Provided records:
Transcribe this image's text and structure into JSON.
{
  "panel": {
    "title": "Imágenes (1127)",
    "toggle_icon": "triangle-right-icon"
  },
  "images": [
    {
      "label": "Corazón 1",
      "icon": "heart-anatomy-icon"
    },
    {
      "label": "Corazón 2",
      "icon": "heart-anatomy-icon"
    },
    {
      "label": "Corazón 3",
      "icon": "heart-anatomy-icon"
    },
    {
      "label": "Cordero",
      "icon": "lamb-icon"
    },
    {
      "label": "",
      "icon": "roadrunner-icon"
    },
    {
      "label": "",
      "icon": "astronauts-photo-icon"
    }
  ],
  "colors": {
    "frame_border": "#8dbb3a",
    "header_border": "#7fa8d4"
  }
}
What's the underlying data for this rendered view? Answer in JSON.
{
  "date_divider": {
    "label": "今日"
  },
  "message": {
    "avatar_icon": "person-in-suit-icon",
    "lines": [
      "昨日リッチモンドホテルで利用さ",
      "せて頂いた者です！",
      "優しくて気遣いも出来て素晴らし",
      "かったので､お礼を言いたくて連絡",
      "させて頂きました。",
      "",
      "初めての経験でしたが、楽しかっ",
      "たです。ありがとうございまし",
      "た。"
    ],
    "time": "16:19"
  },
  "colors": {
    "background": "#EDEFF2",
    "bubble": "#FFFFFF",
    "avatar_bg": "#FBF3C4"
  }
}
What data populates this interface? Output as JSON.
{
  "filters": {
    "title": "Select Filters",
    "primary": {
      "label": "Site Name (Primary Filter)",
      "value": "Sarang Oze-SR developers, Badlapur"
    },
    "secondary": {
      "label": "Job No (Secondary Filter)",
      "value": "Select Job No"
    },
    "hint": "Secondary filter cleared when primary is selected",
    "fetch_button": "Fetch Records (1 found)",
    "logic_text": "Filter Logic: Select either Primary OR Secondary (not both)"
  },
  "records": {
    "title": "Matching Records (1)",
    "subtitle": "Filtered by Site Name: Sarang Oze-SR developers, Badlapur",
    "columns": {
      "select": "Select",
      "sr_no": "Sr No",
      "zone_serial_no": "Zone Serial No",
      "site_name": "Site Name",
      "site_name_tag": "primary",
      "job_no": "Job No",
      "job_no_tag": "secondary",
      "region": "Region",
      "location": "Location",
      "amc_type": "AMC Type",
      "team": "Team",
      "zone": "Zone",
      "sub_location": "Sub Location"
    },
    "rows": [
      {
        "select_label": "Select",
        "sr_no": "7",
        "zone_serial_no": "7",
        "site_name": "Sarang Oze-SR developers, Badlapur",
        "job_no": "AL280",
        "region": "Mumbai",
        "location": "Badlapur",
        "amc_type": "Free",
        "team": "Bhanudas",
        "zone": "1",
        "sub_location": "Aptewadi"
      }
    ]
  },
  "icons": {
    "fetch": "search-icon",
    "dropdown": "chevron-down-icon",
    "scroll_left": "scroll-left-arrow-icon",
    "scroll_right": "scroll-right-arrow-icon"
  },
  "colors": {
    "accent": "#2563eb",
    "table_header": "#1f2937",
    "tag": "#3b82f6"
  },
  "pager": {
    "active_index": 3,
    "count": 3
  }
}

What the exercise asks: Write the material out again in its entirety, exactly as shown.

Response for this exercise:
Transcribe this image's text and structure into JSON.
{
  "panel": {
    "title": "Imágenes (1127)",
    "toggle_icon": "triangle-right-icon"
  },
  "images": [
    {
      "label": "Corazón 1",
      "icon": "heart-anatomy-icon"
    },
    {
      "label": "Corazón 2",
      "icon": "heart-anatomy-icon"
    },
    {
      "label": "Corazón 3",
      "icon": "heart-anatomy-icon"
    },
    {
      "label": "Cordero",
      "icon": "lamb-icon"
    },
    {
      "label": "",
      "icon": "roadrunner-icon"
    },
    {
      "label": "",
      "icon": "astronauts-photo-icon"
    }
  ],
  "colors": {
    "frame_border": "#8dbb3a",
    "header_border": "#7fa8d4"
  }
}
What's the underlying data for this rendered view? Answer in JSON.
{
  "date_divider": {
    "label": "今日"
  },
  "message": {
    "avatar_icon": "person-in-suit-icon",
    "lines": [
      "昨日リッチモンドホテルで利用さ",
      "せて頂いた者です！",
      "優しくて気遣いも出来て素晴らし",
      "かったので､お礼を言いたくて連絡",
      "させて頂きました。",
      "",
      "初めての経験でしたが、楽しかっ",
      "たです。ありがとうございまし",
      "た。"
    ],
    "time": "16:19"
  },
  "colors": {
    "background": "#EDEFF2",
    "bubble": "#FFFFFF",
    "avatar_bg": "#FBF3C4"
  }
}
What data populates this interface? Output as JSON.
{
  "filters": {
    "title": "Select Filters",
    "primary": {
      "label": "Site Name (Primary Filter)",
      "value": "Sarang Oze-SR developers, Badlapur"
    },
    "secondary": {
      "label": "Job No (Secondary Filter)",
      "value": "Select Job No"
    },
    "hint": "Secondary filter cleared when primary is selected",
    "fetch_button": "Fetch Records (1 found)",
    "logic_text": "Filter Logic: Select either Primary OR Secondary (not both)"
  },
  "records": {
    "title": "Matching Records (1)",
    "subtitle": "Filtered by Site Name: Sarang Oze-SR developers, Badlapur",
    "columns": {
      "select": "Select",
      "sr_no": "Sr No",
      "zone_serial_no": "Zone Serial No",
      "site_name": "Site Name",
      "site_name_tag": "primary",
      "job_no": "Job No",
      "job_no_tag": "secondary",
      "region": "Region",
      "location": "Location",
      "amc_type": "AMC Type",
      "team": "Team",
      "zone": "Zone",
      "sub_location": "Sub Location"
    },
    "rows": [
      {
        "select_label": "Select",
        "sr_no": "7",
        "zone_serial_no": "7",
        "site_name": "Sarang Oze-SR developers, Badlapur",
        "job_no": "AL280",
        "region": "Mumbai",
        "location": "Badlapur",
        "amc_type": "Free",
        "team": "Bhanudas",
        "zone": "1",
        "sub_location": "Aptewadi"
      }
    ]
  },
  "icons": {
    "fetch": "search-icon",
    "dropdown": "chevron-down-icon",
    "scroll_left": "scroll-left-arrow-icon",
    "scroll_right": "scroll-right-arrow-icon"
  },
  "colors": {
    "accent": "#2563eb",
    "table_header": "#1f2937",
    "tag": "#3b82f6"
  },
  "pager": {
    "active_index": 3,
    "count": 3
  }
}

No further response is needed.